As a finance major, it’s likely that you have, or will develop, an understanding of commercial and investment banking, perhaps you have an interest in forecasting and budgeting, or have studied the financial markets. But how do you explain all of your classroom experience on your resume? Here are a few sample resume phrases to get you started: Analyzed company’s […]
Category Archives: Resume Writing
Whether it’s working at a restaurant, a pub, at the campus cafeteria, or on the catering staff, working in food service is a solid employment option either on or off-campus. If you’re not sure how to translate your Food Service experience on your résumé, here are some sample résumé phrases that may help: Worked professionally with diverse range of patrons, […]
Question: I wasn’t entirely honest on my resume. I wrote down that I knew a particular technique but I don’t actually know it, I’ve just heard of it. Now I’m feeling guilty. What should I do? ~ Rojirah M., Baltimore, MD Answer: You have a few options after submitting a resume or application that has false or inaccurate information on […]
Question: I’ve been an actress in adult films for the last five years.

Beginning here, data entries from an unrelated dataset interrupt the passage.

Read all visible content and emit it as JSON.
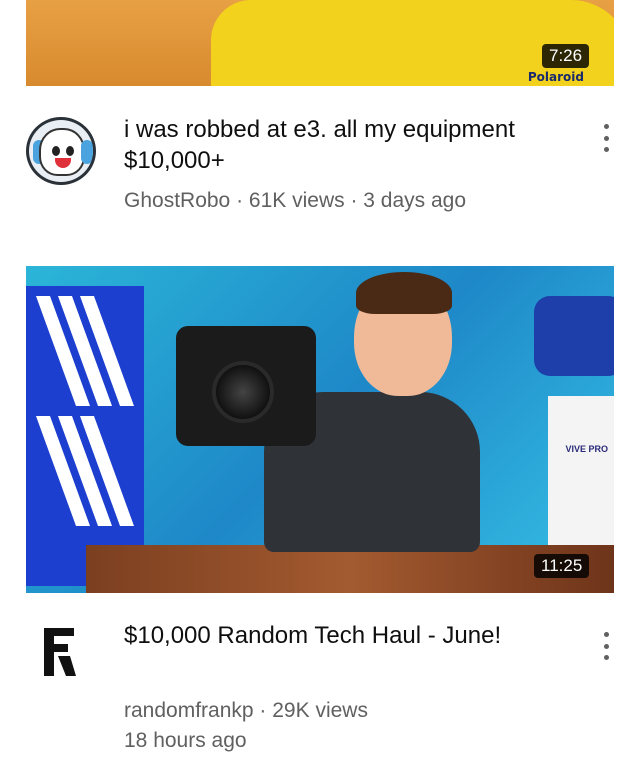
{
  "videos": [
    {
      "title": "i was robbed at e3. all my equipment $10,000+",
      "channel": "GhostRobo",
      "views": "61K views",
      "age": "3 days ago",
      "duration": "7:26",
      "thumbnail_mark": "Polaroid"
    },
    {
      "title": "$10,000 Random Tech Haul - June!",
      "channel": "randomfrankp",
      "views": "29K views",
      "age": "18 hours ago",
      "duration": "11:25",
      "thumbnail_mark": "VIVE PRO"
    }
  ],
  "separator": " · ",
  "icons": {
    "channel1_avatar": "ghost-avatar-icon",
    "channel2_avatar": "rf-logo-icon",
    "menu": "more-vert-icon"
  },
  "colors": {
    "title": "#0f0f0f",
    "meta": "#606060",
    "duration_bg": "#000000"
  }
}
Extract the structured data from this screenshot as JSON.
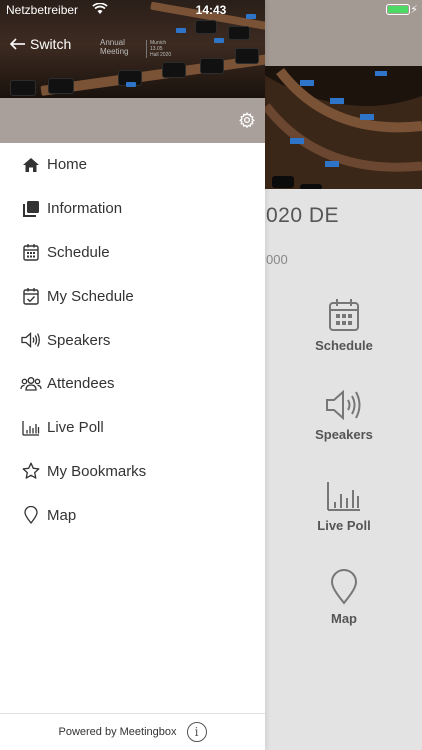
{
  "status_bar": {
    "carrier": "Netzbetreiber",
    "time": "14:43",
    "battery_color": "#4cd964"
  },
  "drawer": {
    "switch_label": "Switch",
    "poster": {
      "line1": "Annual",
      "line2": "Meeting",
      "right1": "Munich",
      "right2": "13.05",
      "right3": "Hall 2020"
    },
    "menu": [
      {
        "label": "Home",
        "icon": "home-icon"
      },
      {
        "label": "Information",
        "icon": "information-icon"
      },
      {
        "label": "Schedule",
        "icon": "calendar-icon"
      },
      {
        "label": "My Schedule",
        "icon": "calendar-check-icon"
      },
      {
        "label": "Speakers",
        "icon": "speaker-icon"
      },
      {
        "label": "Attendees",
        "icon": "attendees-icon"
      },
      {
        "label": "Live Poll",
        "icon": "bar-chart-icon"
      },
      {
        "label": "My Bookmarks",
        "icon": "star-icon"
      },
      {
        "label": "Map",
        "icon": "map-pin-icon"
      }
    ],
    "footer": {
      "powered_by": "Powered by Meetingbox",
      "info_glyph": "i"
    }
  },
  "background": {
    "event_title_partial": "020 DE",
    "event_subtitle_partial": "000",
    "tiles": [
      {
        "label": "Schedule",
        "icon": "calendar-icon"
      },
      {
        "label": "Speakers",
        "icon": "speaker-icon"
      },
      {
        "label": "Live Poll",
        "icon": "bar-chart-icon"
      },
      {
        "label": "Map",
        "icon": "map-pin-icon"
      }
    ]
  },
  "colors": {
    "header_bar": "#a49a94",
    "drawer_bar": "#aaa09b",
    "background_panel": "#e3e3e3"
  }
}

It has been my primary income while I’ve been in college. I’m about to graduate and I’ve been applying for entry level chemistry technician jobs. I am not ashamed of my work, but I’m not sure how to include this on my resume or if I even have to include it. But I don’t want it to look like I have no work experience. I put myself through school and was basically working a full time job while being a full time student. I don’t have the typical “campus” jobs to list on my resume either. What should I do? ~ Meira, Florida
Answer: This is an important question! The basic rule of thumb for writing a resume is to only include experience that is related and relevant to the positions to which you are now applying. Although the chronological resume format, (one that lists your related work experience in reverse chronological order), is most popular, it is not always the most effective for every job seeker. Especially for college students, recent college graduates, and people who are changing career fields, who have limited related work experience, a combination format resume, (which is based on skill set), may make the most sense – at least until you have that first related job under your belt.